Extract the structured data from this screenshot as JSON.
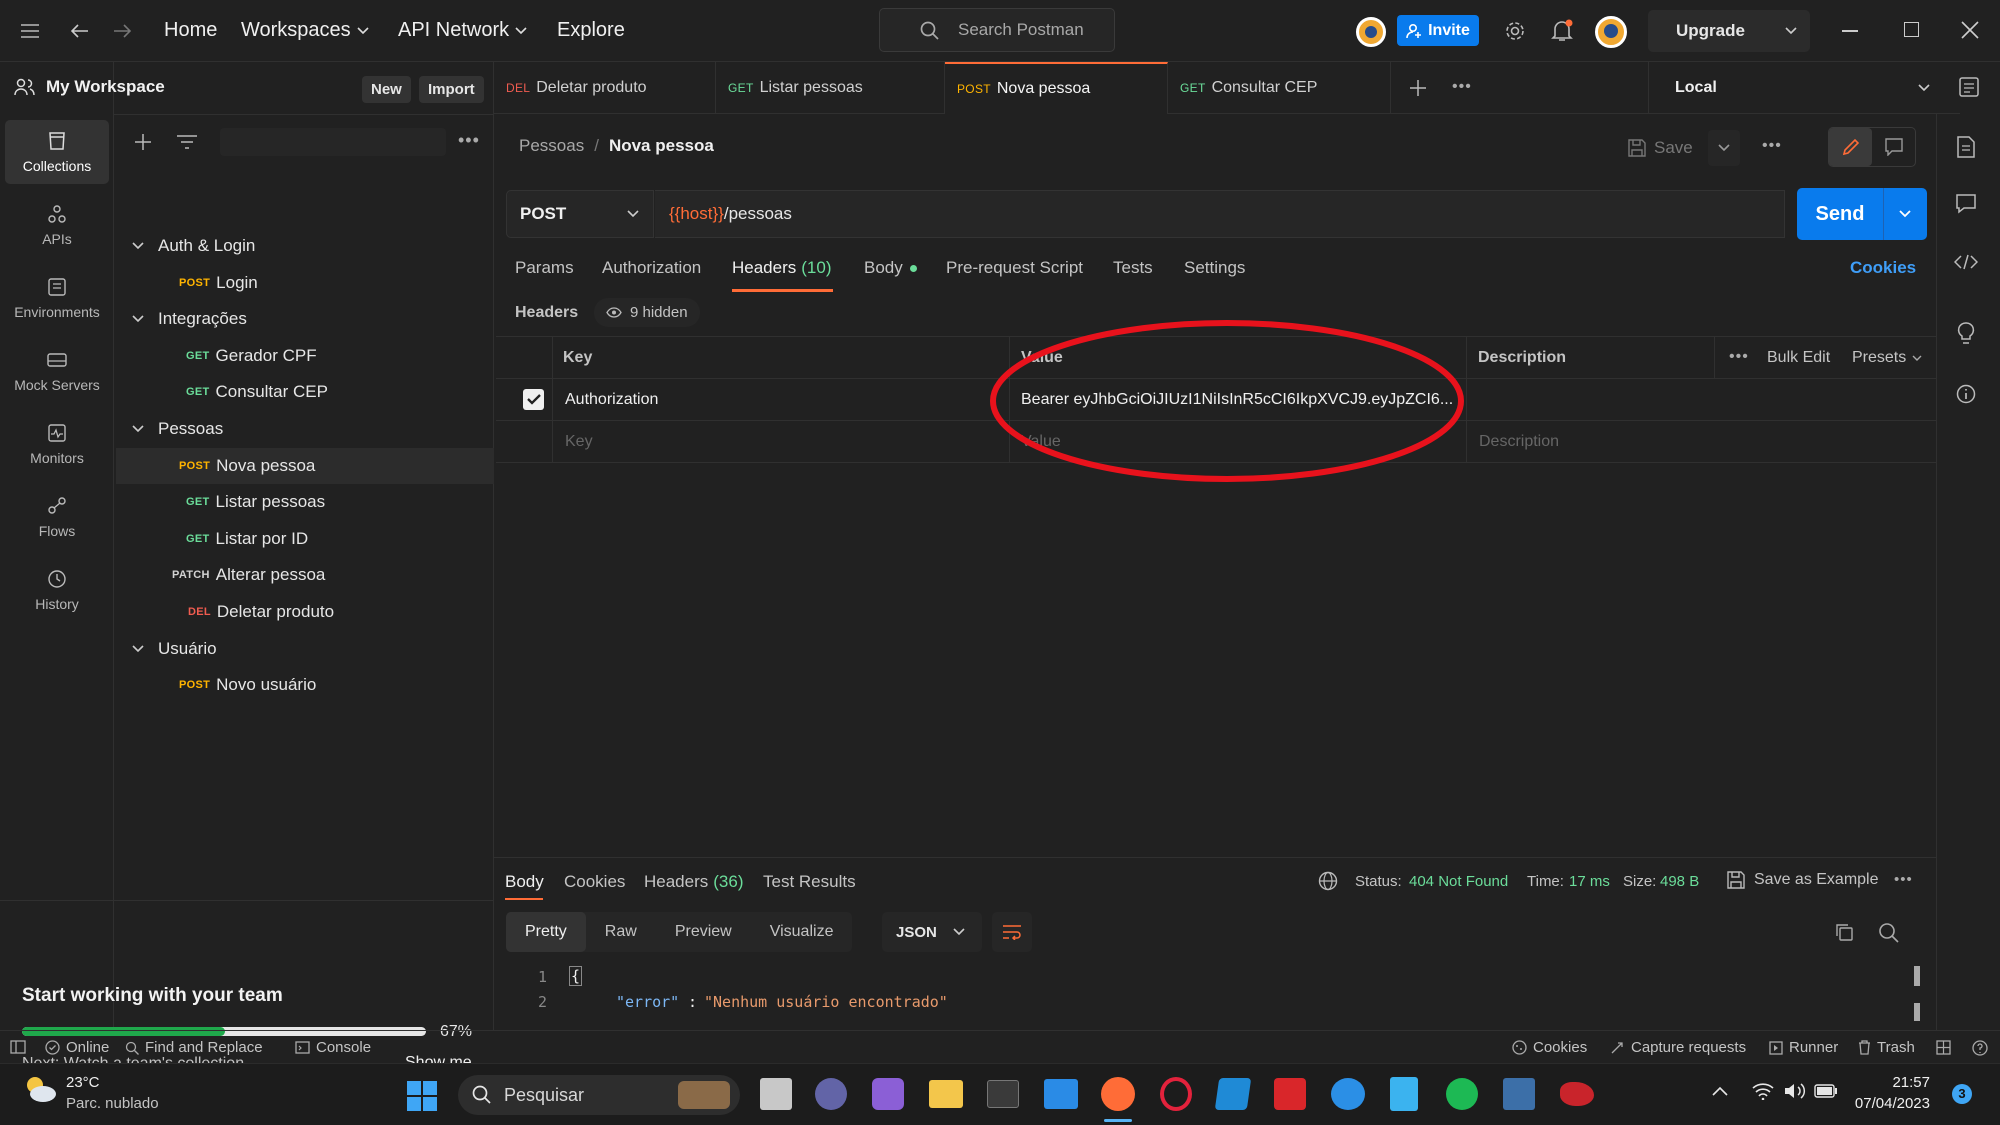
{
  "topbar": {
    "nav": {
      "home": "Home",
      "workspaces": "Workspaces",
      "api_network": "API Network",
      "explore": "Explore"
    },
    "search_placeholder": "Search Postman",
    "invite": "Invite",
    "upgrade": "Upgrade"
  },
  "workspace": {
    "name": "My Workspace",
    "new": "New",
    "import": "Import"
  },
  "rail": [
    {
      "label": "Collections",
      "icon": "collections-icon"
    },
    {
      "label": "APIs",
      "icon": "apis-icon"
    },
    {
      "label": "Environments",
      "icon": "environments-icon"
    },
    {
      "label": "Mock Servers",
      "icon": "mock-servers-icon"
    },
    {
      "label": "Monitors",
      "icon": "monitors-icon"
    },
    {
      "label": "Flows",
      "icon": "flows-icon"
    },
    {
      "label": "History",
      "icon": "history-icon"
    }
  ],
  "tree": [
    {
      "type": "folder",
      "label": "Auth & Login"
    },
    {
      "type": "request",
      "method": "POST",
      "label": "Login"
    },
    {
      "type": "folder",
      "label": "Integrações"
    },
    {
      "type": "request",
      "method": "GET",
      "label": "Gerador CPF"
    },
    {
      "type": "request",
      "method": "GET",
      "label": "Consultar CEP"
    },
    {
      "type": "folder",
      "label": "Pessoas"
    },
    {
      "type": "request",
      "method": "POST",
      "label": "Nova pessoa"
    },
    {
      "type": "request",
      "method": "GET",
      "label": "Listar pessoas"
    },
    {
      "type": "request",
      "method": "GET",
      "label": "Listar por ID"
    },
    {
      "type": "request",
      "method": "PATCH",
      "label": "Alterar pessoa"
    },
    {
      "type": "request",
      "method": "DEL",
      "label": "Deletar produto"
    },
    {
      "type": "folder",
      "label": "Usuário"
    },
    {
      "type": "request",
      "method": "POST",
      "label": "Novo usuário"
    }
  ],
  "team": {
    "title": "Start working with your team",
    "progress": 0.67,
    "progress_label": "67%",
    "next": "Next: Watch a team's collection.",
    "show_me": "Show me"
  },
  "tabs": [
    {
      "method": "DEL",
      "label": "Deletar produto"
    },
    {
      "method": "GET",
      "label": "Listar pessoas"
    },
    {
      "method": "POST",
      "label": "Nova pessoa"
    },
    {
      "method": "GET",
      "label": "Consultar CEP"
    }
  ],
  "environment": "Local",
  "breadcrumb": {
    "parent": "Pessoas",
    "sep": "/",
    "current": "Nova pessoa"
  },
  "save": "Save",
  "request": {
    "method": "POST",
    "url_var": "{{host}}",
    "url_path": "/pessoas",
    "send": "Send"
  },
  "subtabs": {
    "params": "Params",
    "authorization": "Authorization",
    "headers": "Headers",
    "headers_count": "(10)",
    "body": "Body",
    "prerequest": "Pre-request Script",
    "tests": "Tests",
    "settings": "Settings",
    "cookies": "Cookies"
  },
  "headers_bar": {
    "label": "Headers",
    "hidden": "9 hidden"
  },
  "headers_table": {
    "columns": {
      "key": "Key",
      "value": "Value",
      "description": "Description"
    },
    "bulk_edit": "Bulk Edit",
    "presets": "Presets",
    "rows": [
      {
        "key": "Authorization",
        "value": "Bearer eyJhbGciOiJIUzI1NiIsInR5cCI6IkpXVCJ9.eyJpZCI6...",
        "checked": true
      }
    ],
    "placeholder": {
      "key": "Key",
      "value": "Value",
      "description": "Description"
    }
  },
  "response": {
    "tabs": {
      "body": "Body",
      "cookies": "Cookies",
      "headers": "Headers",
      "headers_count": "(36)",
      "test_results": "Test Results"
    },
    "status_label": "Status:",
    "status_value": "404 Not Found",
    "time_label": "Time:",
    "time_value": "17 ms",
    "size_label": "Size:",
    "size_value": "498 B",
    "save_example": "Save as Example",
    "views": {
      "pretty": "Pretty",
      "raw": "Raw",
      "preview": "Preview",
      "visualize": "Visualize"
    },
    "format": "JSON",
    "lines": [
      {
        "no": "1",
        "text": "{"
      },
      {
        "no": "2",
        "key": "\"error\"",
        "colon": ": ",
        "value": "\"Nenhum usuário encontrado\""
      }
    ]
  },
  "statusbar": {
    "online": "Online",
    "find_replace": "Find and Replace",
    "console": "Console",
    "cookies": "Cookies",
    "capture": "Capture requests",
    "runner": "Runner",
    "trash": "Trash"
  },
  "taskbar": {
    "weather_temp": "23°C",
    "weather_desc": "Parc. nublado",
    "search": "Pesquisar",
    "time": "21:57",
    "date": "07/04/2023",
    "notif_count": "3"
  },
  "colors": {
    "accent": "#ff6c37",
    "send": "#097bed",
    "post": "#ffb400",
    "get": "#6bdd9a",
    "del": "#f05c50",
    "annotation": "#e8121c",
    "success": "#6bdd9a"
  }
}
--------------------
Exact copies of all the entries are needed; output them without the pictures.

Extract the structured data from this screenshot as JSON.
{
  "topbar": {
    "nav": {
      "home": "Home",
      "workspaces": "Workspaces",
      "api_network": "API Network",
      "explore": "Explore"
    },
    "search_placeholder": "Search Postman",
    "invite": "Invite",
    "upgrade": "Upgrade"
  },
  "workspace": {
    "name": "My Workspace",
    "new": "New",
    "import": "Import"
  },
  "rail": [
    {
      "label": "Collections",
      "icon": "collections-icon"
    },
    {
      "label": "APIs",
      "icon": "apis-icon"
    },
    {
      "label": "Environments",
      "icon": "environments-icon"
    },
    {
      "label": "Mock Servers",
      "icon": "mock-servers-icon"
    },
    {
      "label": "Monitors",
      "icon": "monitors-icon"
    },
    {
      "label": "Flows",
      "icon": "flows-icon"
    },
    {
      "label": "History",
      "icon": "history-icon"
    }
  ],
  "tree": [
    {
      "type": "folder",
      "label": "Auth & Login"
    },
    {
      "type": "request",
      "method": "POST",
      "label": "Login"
    },
    {
      "type": "folder",
      "label": "Integrações"
    },
    {
      "type": "request",
      "method": "GET",
      "label": "Gerador CPF"
    },
    {
      "type": "request",
      "method": "GET",
      "label": "Consultar CEP"
    },
    {
      "type": "folder",
      "label": "Pessoas"
    },
    {
      "type": "request",
      "method": "POST",
      "label": "Nova pessoa"
    },
    {
      "type": "request",
      "method": "GET",
      "label": "Listar pessoas"
    },
    {
      "type": "request",
      "method": "GET",
      "label": "Listar por ID"
    },
    {
      "type": "request",
      "method": "PATCH",
      "label": "Alterar pessoa"
    },
    {
      "type": "request",
      "method": "DEL",
      "label": "Deletar produto"
    },
    {
      "type": "folder",
      "label": "Usuário"
    },
    {
      "type": "request",
      "method": "POST",
      "label": "Novo usuário"
    }
  ],
  "team": {
    "title": "Start working with your team",
    "progress": 0.67,
    "progress_label": "67%",
    "next": "Next: Watch a team's collection.",
    "show_me": "Show me"
  },
  "tabs": [
    {
      "method": "DEL",
      "label": "Deletar produto"
    },
    {
      "method": "GET",
      "label": "Listar pessoas"
    },
    {
      "method": "POST",
      "label": "Nova pessoa"
    },
    {
      "method": "GET",
      "label": "Consultar CEP"
    }
  ],
  "environment": "Local",
  "breadcrumb": {
    "parent": "Pessoas",
    "sep": "/",
    "current": "Nova pessoa"
  },
  "save": "Save",
  "request": {
    "method": "POST",
    "url_var": "{{host}}",
    "url_path": "/pessoas",
    "send": "Send"
  },
  "subtabs": {
    "params": "Params",
    "authorization": "Authorization",
    "headers": "Headers",
    "headers_count": "(10)",
    "body": "Body",
    "prerequest": "Pre-request Script",
    "tests": "Tests",
    "settings": "Settings",
    "cookies": "Cookies"
  },
  "headers_bar": {
    "label": "Headers",
    "hidden": "9 hidden"
  },
  "headers_table": {
    "columns": {
      "key": "Key",
      "value": "Value",
      "description": "Description"
    },
    "bulk_edit": "Bulk Edit",
    "presets": "Presets",
    "rows": [
      {
        "key": "Authorization",
        "value": "Bearer eyJhbGciOiJIUzI1NiIsInR5cCI6IkpXVCJ9.eyJpZCI6...",
        "checked": true
      }
    ],
    "placeholder": {
      "key": "Key",
      "value": "Value",
      "description": "Description"
    }
  },
  "response": {
    "tabs": {
      "body": "Body",
      "cookies": "Cookies",
      "headers": "Headers",
      "headers_count": "(36)",
      "test_results": "Test Results"
    },
    "status_label": "Status:",
    "status_value": "404 Not Found",
    "time_label": "Time:",
    "time_value": "17 ms",
    "size_label": "Size:",
    "size_value": "498 B",
    "save_example": "Save as Example",
    "views": {
      "pretty": "Pretty",
      "raw": "Raw",
      "preview": "Preview",
      "visualize": "Visualize"
    },
    "format": "JSON",
    "lines": [
      {
        "no": "1",
        "text": "{"
      },
      {
        "no": "2",
        "key": "\"error\"",
        "colon": ": ",
        "value": "\"Nenhum usuário encontrado\""
      }
    ]
  },
  "statusbar": {
    "online": "Online",
    "find_replace": "Find and Replace",
    "console": "Console",
    "cookies": "Cookies",
    "capture": "Capture requests",
    "runner": "Runner",
    "trash": "Trash"
  },
  "taskbar": {
    "weather_temp": "23°C",
    "weather_desc": "Parc. nublado",
    "search": "Pesquisar",
    "time": "21:57",
    "date": "07/04/2023",
    "notif_count": "3"
  },
  "colors": {
    "accent": "#ff6c37",
    "send": "#097bed",
    "post": "#ffb400",
    "get": "#6bdd9a",
    "del": "#f05c50",
    "annotation": "#e8121c",
    "success": "#6bdd9a"
  }
}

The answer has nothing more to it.